[Page and application data records]
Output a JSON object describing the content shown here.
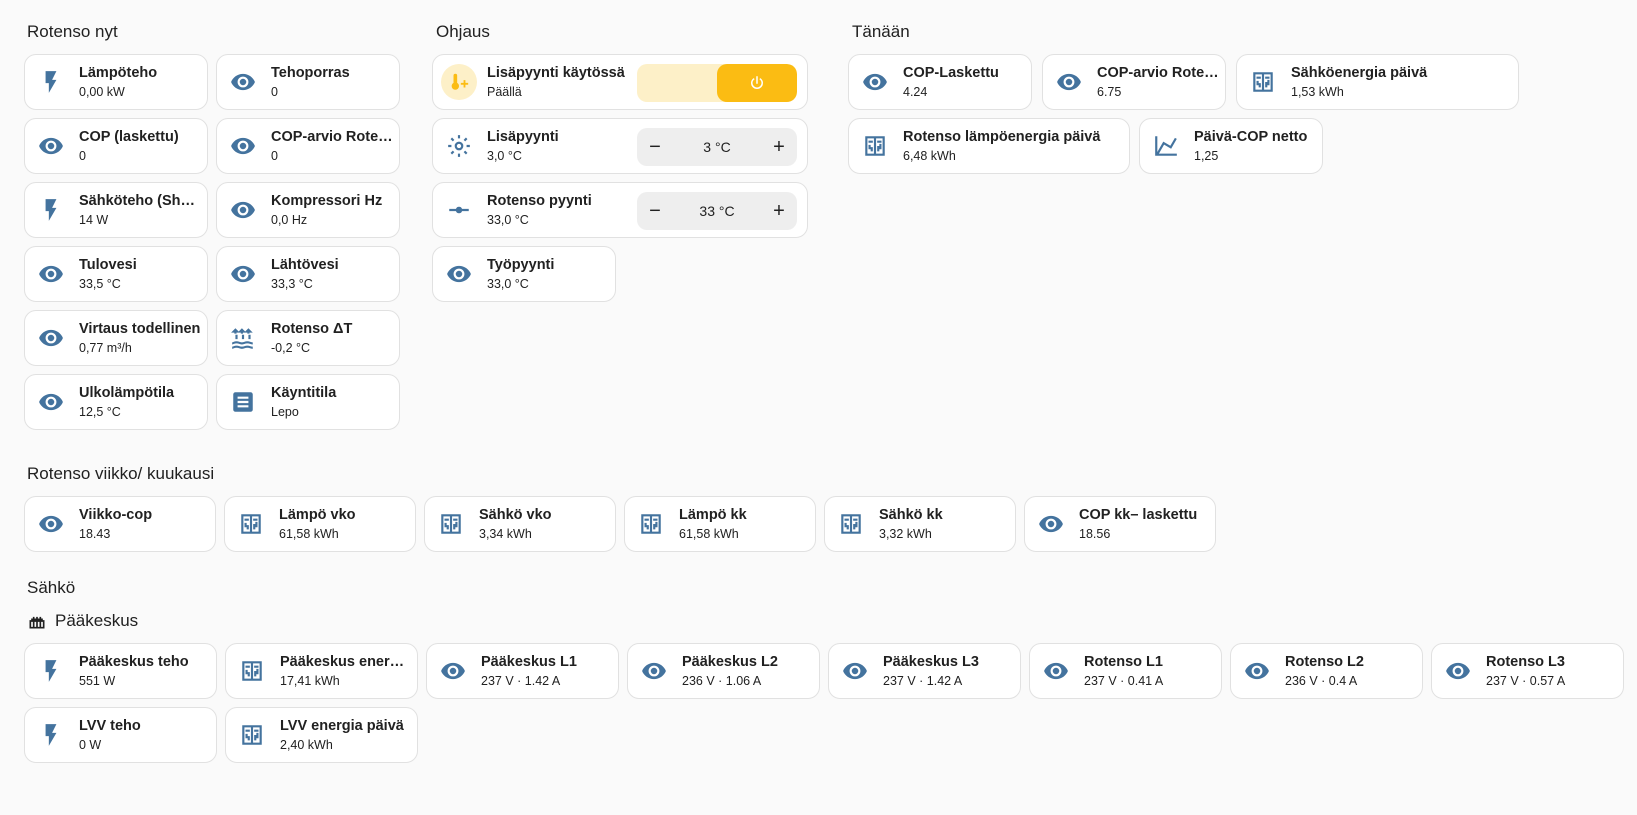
{
  "sections": {
    "nyt": "Rotenso nyt",
    "ohjaus": "Ohjaus",
    "tanaan": "Tänään",
    "viikko": "Rotenso viikko/ kuukausi",
    "sahko": "Sähkö",
    "paakeskus": "Pääkeskus"
  },
  "nyt": [
    {
      "name": "Lämpöteho",
      "state": "0,00 kW",
      "icon": "flash-icon"
    },
    {
      "name": "Tehoporras",
      "state": "0",
      "icon": "eye-icon"
    },
    {
      "name": "COP (laskettu)",
      "state": "0",
      "icon": "eye-icon"
    },
    {
      "name": "COP-arvio Rotenso",
      "state": "0",
      "icon": "eye-icon"
    },
    {
      "name": "Sähköteho (Shelly)",
      "state": "14 W",
      "icon": "flash-icon"
    },
    {
      "name": "Kompressori Hz",
      "state": "0,0 Hz",
      "icon": "eye-icon"
    },
    {
      "name": "Tulovesi",
      "state": "33,5 °C",
      "icon": "eye-icon"
    },
    {
      "name": "Lähtövesi",
      "state": "33,3 °C",
      "icon": "eye-icon"
    },
    {
      "name": "Virtaus todellinen",
      "state": "0,77 m³/h",
      "icon": "eye-icon"
    },
    {
      "name": "Rotenso ΔT",
      "state": "-0,2 °C",
      "icon": "water-flow-icon"
    },
    {
      "name": "Ulkolämpötila",
      "state": "12,5 °C",
      "icon": "eye-icon"
    },
    {
      "name": "Käyntitila",
      "state": "Lepo",
      "icon": "list-box-icon"
    }
  ],
  "ohjaus": {
    "switch": {
      "name": "Lisäpyynti käytössä",
      "state": "Päällä",
      "icon": "thermometer-plus-icon"
    },
    "lisapyynti": {
      "name": "Lisäpyynti",
      "state": "3,0 °C",
      "value": "3 °C",
      "icon": "sun-thermometer-icon"
    },
    "rotenso_pyynti": {
      "name": "Rotenso pyynti",
      "state": "33,0 °C",
      "value": "33 °C",
      "icon": "slider-icon"
    },
    "tyopyynti": {
      "name": "Työpyynti",
      "state": "33,0 °C",
      "icon": "eye-icon"
    },
    "minus": "−",
    "plus": "+"
  },
  "tanaan": [
    {
      "name": "COP-Laskettu",
      "state": "4.24",
      "icon": "eye-icon"
    },
    {
      "name": "COP-arvio Rotenso",
      "state": "6.75",
      "icon": "eye-icon"
    },
    {
      "name": "Sähköenergia päivä",
      "state": "1,53 kWh",
      "icon": "meter-icon"
    },
    {
      "name": "Rotenso lämpöenergia päivä",
      "state": "6,48 kWh",
      "icon": "meter-icon"
    },
    {
      "name": "Päivä-COP netto",
      "state": "1,25",
      "icon": "chart-line-icon"
    }
  ],
  "viikko": [
    {
      "name": "Viikko-cop",
      "state": "18.43",
      "icon": "eye-icon"
    },
    {
      "name": "Lämpö vko",
      "state": "61,58 kWh",
      "icon": "meter-icon"
    },
    {
      "name": "Sähkö vko",
      "state": "3,34 kWh",
      "icon": "meter-icon"
    },
    {
      "name": "Lämpö kk",
      "state": "61,58 kWh",
      "icon": "meter-icon"
    },
    {
      "name": "Sähkö kk",
      "state": "3,32 kWh",
      "icon": "meter-icon"
    },
    {
      "name": "COP kk– laskettu",
      "state": "18.56",
      "icon": "eye-icon"
    }
  ],
  "sahko": [
    {
      "name": "Pääkeskus teho",
      "state": "551 W",
      "icon": "flash-icon"
    },
    {
      "name": "Pääkeskus energia päivä",
      "state": "17,41 kWh",
      "icon": "meter-icon"
    },
    {
      "name": "Pääkeskus L1",
      "state": "237 V · 1.42 A",
      "icon": "eye-icon"
    },
    {
      "name": "Pääkeskus L2",
      "state": "236 V · 1.06 A",
      "icon": "eye-icon"
    },
    {
      "name": "Pääkeskus L3",
      "state": "237 V · 1.42 A",
      "icon": "eye-icon"
    },
    {
      "name": "Rotenso L1",
      "state": "237 V · 0.41 A",
      "icon": "eye-icon"
    },
    {
      "name": "Rotenso L2",
      "state": "236 V · 0.4 A",
      "icon": "eye-icon"
    },
    {
      "name": "Rotenso L3",
      "state": "237 V · 0.57 A",
      "icon": "eye-icon"
    },
    {
      "name": "LVV teho",
      "state": "0 W",
      "icon": "flash-icon"
    },
    {
      "name": "LVV energia päivä",
      "state": "2,40 kWh",
      "icon": "meter-icon"
    }
  ],
  "colors": {
    "icon": "#44739e",
    "accent": "#fbbc13",
    "card_border": "#e1e1e1",
    "background": "#fafafa"
  }
}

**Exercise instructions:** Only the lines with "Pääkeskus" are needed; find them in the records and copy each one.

**Answer space:**
    "paakeskus": "Pääkeskus"
      "name": "Pääkeskus teho",
      "name": "Pääkeskus energia päivä",
      "name": "Pääkeskus L1",
      "name": "Pääkeskus L2",
      "name": "Pääkeskus L3",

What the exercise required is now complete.